■ Exercise details
Go over the records and copy every line with the string "JSON".
BEGIN Data for the task
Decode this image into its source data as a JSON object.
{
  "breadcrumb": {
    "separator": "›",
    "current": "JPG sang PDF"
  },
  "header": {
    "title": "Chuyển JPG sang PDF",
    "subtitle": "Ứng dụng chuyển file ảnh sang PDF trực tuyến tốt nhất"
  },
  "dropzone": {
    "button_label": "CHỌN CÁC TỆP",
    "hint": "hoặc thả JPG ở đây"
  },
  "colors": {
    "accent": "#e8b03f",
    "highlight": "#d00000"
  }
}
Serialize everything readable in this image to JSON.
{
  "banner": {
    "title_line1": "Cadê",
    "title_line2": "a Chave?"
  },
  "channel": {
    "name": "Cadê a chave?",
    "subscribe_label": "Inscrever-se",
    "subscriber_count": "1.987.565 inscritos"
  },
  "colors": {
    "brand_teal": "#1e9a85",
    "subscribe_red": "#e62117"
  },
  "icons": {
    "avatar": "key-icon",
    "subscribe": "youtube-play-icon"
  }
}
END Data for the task
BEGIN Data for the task
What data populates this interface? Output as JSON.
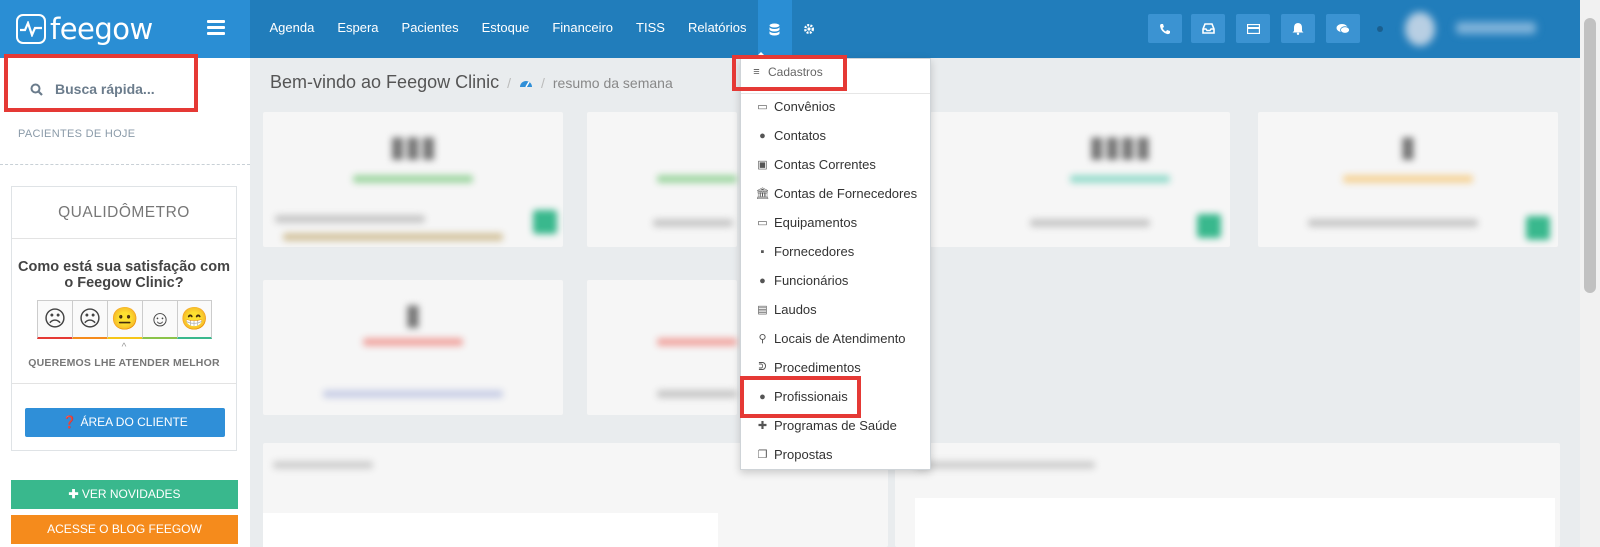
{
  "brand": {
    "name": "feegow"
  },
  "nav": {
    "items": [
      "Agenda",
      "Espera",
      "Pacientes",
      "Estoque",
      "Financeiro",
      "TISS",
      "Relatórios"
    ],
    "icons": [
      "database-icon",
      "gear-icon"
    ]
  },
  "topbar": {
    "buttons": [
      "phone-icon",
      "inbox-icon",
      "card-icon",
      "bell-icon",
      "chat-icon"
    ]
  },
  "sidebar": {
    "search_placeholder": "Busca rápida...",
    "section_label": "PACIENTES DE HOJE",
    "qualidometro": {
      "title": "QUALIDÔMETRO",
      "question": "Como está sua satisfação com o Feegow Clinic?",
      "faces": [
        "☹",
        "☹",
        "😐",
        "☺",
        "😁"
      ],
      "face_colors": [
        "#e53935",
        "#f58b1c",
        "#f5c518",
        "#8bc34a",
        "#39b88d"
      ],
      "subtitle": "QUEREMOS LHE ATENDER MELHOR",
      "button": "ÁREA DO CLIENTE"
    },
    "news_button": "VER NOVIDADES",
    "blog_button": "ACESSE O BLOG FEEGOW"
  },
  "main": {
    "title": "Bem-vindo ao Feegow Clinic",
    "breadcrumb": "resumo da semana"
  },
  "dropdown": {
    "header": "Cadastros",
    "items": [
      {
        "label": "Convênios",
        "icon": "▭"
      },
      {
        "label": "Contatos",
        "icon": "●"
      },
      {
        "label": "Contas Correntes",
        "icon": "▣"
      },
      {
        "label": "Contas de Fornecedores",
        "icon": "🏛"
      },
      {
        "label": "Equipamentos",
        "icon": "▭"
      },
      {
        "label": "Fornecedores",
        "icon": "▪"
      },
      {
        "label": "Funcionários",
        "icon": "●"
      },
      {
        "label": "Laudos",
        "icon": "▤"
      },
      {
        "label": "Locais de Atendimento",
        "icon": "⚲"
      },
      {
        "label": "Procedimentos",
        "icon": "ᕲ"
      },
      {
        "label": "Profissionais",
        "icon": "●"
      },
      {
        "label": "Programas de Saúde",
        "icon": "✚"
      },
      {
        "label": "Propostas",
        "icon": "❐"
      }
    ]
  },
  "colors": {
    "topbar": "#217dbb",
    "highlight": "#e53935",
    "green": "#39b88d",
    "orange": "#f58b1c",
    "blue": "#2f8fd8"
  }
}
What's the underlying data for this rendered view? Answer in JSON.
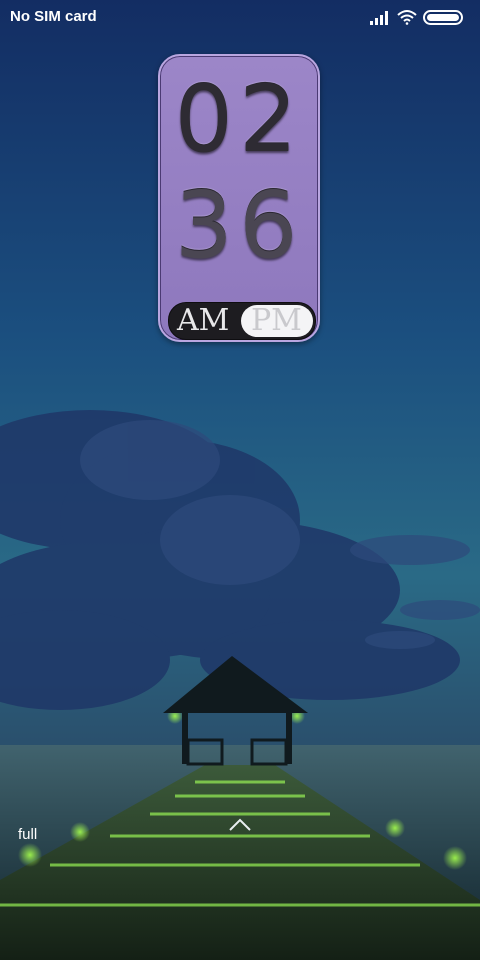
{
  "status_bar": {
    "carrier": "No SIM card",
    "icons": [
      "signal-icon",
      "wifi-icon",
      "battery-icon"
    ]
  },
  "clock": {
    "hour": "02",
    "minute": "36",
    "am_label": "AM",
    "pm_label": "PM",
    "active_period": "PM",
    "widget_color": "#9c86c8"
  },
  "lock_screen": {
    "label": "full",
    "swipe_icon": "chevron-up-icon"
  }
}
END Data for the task
■ Reply to the exercise
Decode this image into its source data as a JSON object.
Serialize everything readable in this image to JSON.
What data populates this interface? Output as JSON.
What's the underlying data for this rendered view? Answer in JSON.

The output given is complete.